= WHAT THE TASK ASKS =
Down to the last line, reproduce the data that follows, but skip the pictures.
╭──
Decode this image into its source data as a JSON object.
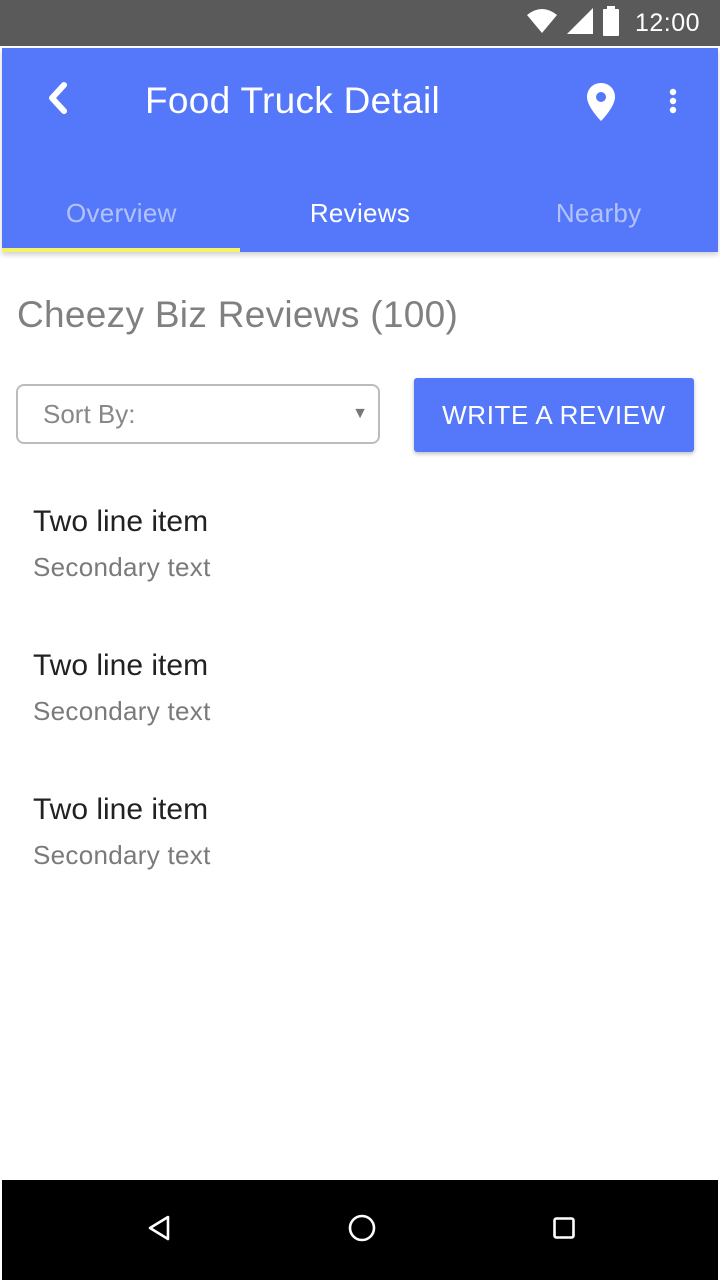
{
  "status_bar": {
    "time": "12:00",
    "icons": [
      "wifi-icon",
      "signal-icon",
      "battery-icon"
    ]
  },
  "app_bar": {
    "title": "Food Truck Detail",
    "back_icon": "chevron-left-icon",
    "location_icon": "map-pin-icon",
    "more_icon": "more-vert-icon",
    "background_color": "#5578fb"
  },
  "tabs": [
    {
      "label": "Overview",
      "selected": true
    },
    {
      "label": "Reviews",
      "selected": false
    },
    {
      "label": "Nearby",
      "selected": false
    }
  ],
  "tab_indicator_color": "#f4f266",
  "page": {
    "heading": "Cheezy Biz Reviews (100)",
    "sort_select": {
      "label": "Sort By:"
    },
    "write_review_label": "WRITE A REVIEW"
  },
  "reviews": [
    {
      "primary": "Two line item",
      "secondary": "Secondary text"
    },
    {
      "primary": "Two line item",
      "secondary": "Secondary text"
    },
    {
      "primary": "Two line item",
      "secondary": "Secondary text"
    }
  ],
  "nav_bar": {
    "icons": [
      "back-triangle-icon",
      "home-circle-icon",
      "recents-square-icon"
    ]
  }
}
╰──
= ANSWER TO THIS TASK =
Decode this image into its source data as a JSON object.
{
  "status_bar": {
    "time": "12:00",
    "icons": [
      "wifi-icon",
      "signal-icon",
      "battery-icon"
    ]
  },
  "app_bar": {
    "title": "Food Truck Detail",
    "back_icon": "chevron-left-icon",
    "location_icon": "map-pin-icon",
    "more_icon": "more-vert-icon",
    "background_color": "#5578fb"
  },
  "tabs": [
    {
      "label": "Overview",
      "selected": true
    },
    {
      "label": "Reviews",
      "selected": false
    },
    {
      "label": "Nearby",
      "selected": false
    }
  ],
  "tab_indicator_color": "#f4f266",
  "page": {
    "heading": "Cheezy Biz Reviews (100)",
    "sort_select": {
      "label": "Sort By:"
    },
    "write_review_label": "WRITE A REVIEW"
  },
  "reviews": [
    {
      "primary": "Two line item",
      "secondary": "Secondary text"
    },
    {
      "primary": "Two line item",
      "secondary": "Secondary text"
    },
    {
      "primary": "Two line item",
      "secondary": "Secondary text"
    }
  ],
  "nav_bar": {
    "icons": [
      "back-triangle-icon",
      "home-circle-icon",
      "recents-square-icon"
    ]
  }
}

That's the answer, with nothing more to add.